Supreme Court Justice Clarence Thomas Has Become the Butt of a Pizza Chain's Joke
A pizza chain creates a pizza deal inspired by Justice Clarence Thomas' controversial relationship with major GOP donor Harlan Crow.
Supreme Court Justice Clarence Thomas is sometimes under fire for his divisive rulings as a Republican Justice, but his controversial relationship with Texas super-donor Harlan Crow has recently made headlines. The Justice received several expensive gifts from Crow worth hundreds of thousands of dollars over the years.
This has turned Thomas into a major talking point, so much so that even a pizza eatery has taken note. Check out how this pizzeria is capitalizing on the political controversy.
One pizza chain had a sale inspired by Clarence Thomas.
&pizza, a casual fast-food pizza chain in the United States Northeast located in Washington, D.C., Maryland, Virginia, Pennsylvania, New Jersey, and New York, decided to capitalize on the ongoing controversy to drive sales. FOX Business reports that &pizza shared an email blast that said, "every pie on sale, just like Supreme Court Justice Clarence Thomas." The gist of the joke here is that just like the limited-time deal, Thomas is cheap and can easily be bought out. &pizza did not respond to FOX.
What's happening with the Clarence Thomas-Harlan Crow scandal?
The most pressing scandal that scathes Thomas' reputation is his relationship with billionaire and major GOP donor Harlan Crow. The Ethics in Government Act in the White House requires Thomas to remain transparent about any financial assets gifted to him, which in the instance with Crow did not happen.
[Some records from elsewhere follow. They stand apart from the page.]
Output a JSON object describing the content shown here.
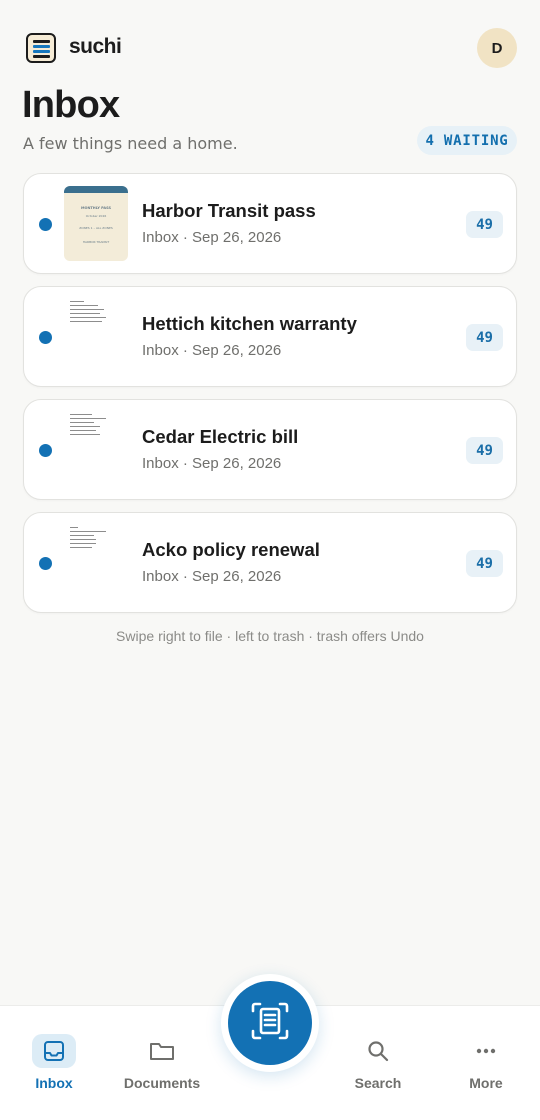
{
  "app": {
    "name": "suchi",
    "avatar_initial": "D"
  },
  "header": {
    "title": "Inbox",
    "subtitle": "A few things need a home.",
    "waiting_badge": "4 WAITING"
  },
  "items": [
    {
      "title": "Harbor Transit pass",
      "meta": "Inbox · Sep 26, 2026",
      "count": "49",
      "unread": true,
      "thumb": {
        "kind": "pass",
        "lines": [
          "MONTHLY PASS",
          "October 2026",
          "ZONES 1 – ALL ZONES",
          "HARBOR TRANSIT"
        ]
      }
    },
    {
      "title": "Hettich kitchen warranty",
      "meta": "Inbox · Sep 26, 2026",
      "count": "49",
      "unread": true,
      "thumb": {
        "kind": "document"
      }
    },
    {
      "title": "Cedar Electric bill",
      "meta": "Inbox · Sep 26, 2026",
      "count": "49",
      "unread": true,
      "thumb": {
        "kind": "document"
      }
    },
    {
      "title": "Acko policy renewal",
      "meta": "Inbox · Sep 26, 2026",
      "count": "49",
      "unread": true,
      "thumb": {
        "kind": "document"
      }
    }
  ],
  "hint": "Swipe right to file · left to trash · trash offers Undo",
  "nav": {
    "inbox": "Inbox",
    "documents": "Documents",
    "search": "Search",
    "more": "More"
  },
  "colors": {
    "accent": "#1371b4",
    "badge_bg": "#e7f1f7",
    "background": "#f8f8f6"
  },
  "icons": {
    "logo": "list-document-icon",
    "inbox": "inbox-tray-icon",
    "documents": "folder-icon",
    "scan": "scan-document-icon",
    "search": "search-icon",
    "more": "more-dots-icon"
  }
}
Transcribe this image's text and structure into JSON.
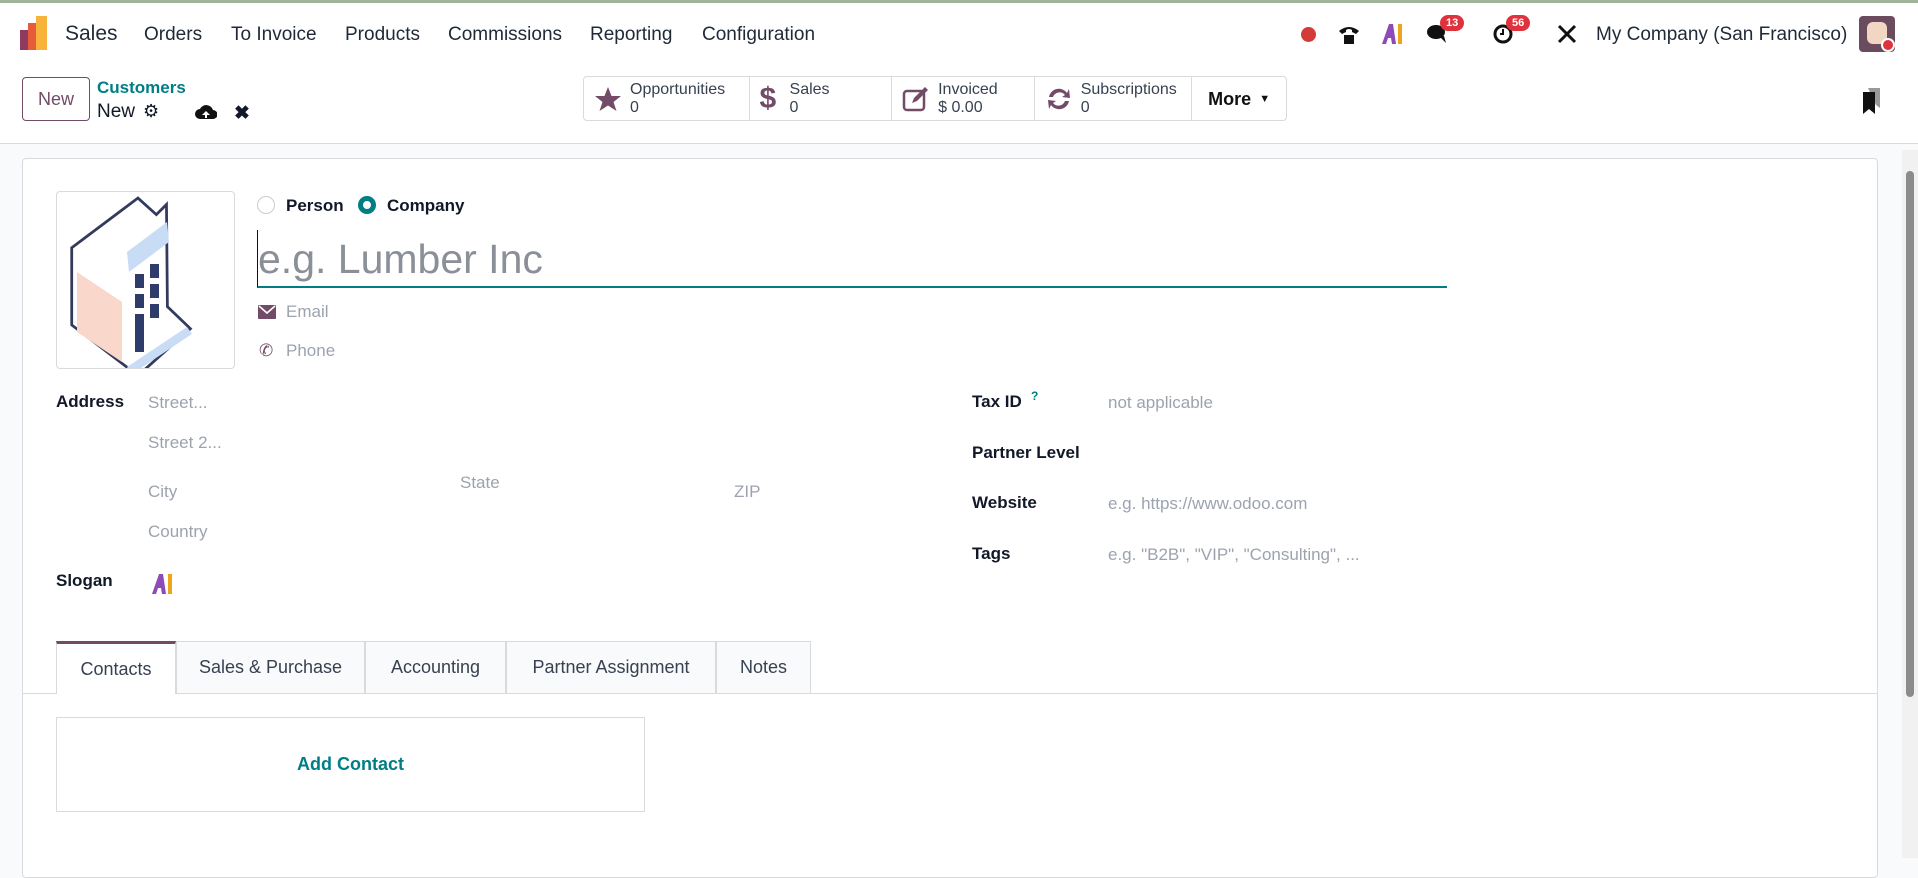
{
  "navbar": {
    "app_name": "Sales",
    "menu": [
      "Orders",
      "To Invoice",
      "Products",
      "Commissions",
      "Reporting",
      "Configuration"
    ],
    "chat_badge": "13",
    "activity_badge": "56",
    "company": "My Company (San Francisco)"
  },
  "control_panel": {
    "new_label": "New",
    "breadcrumb_parent": "Customers",
    "breadcrumb_current": "New",
    "stats": [
      {
        "label": "Opportunities",
        "value": "0"
      },
      {
        "label": "Sales",
        "value": "0"
      },
      {
        "label": "Invoiced",
        "value": "$ 0.00"
      },
      {
        "label": "Subscriptions",
        "value": "0"
      }
    ],
    "more_label": "More"
  },
  "form": {
    "type_person": "Person",
    "type_company": "Company",
    "selected_type": "Company",
    "name_placeholder": "e.g. Lumber Inc",
    "email_placeholder": "Email",
    "phone_placeholder": "Phone",
    "address_label": "Address",
    "street_placeholder": "Street...",
    "street2_placeholder": "Street 2...",
    "city_placeholder": "City",
    "state_placeholder": "State",
    "zip_placeholder": "ZIP",
    "country_placeholder": "Country",
    "slogan_label": "Slogan",
    "tax_id_label": "Tax ID",
    "tax_help": "?",
    "tax_id_placeholder": "not applicable",
    "partner_level_label": "Partner Level",
    "website_label": "Website",
    "website_placeholder": "e.g. https://www.odoo.com",
    "tags_label": "Tags",
    "tags_placeholder": "e.g. \"B2B\", \"VIP\", \"Consulting\", ..."
  },
  "tabs": [
    "Contacts",
    "Sales & Purchase",
    "Accounting",
    "Partner Assignment",
    "Notes"
  ],
  "contacts": {
    "add_label": "Add Contact"
  },
  "colors": {
    "brand": "#714b67",
    "accent": "#017e84"
  }
}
Since the news broke, there's been a public outcry for Thomas to be investigated by the U.S. Department of Justice.
Per Slate, "the law provides that disclosures must include the identity of the source, a brief description, and the value of all gifts," and the Judiciary Conference Filing Instructions say that all gifts over $415 must be disclosed. Similar information is required for gifts of travel reimbursement under the act. Additionally, Thomas did not share that he sold three properties in Savannah, Georgia to Crow for $133,363. Any property transaction over $1,000 must be self-reported.
Legal ethics expert at Washington University in St. Louis Kathleen Clark has been studying Thomas' financial disclosures for years. "Thomas was hiding a financial relationship with Crow," she said when gauging the nature of their interactions. Thomas has reportedly also accepted private jet flights, private resort stays, and international cruises from Crow over what's alleged to be decades. In a statement, Crow claimed that there was no deeper meaning behind his gift-giving to Thomas.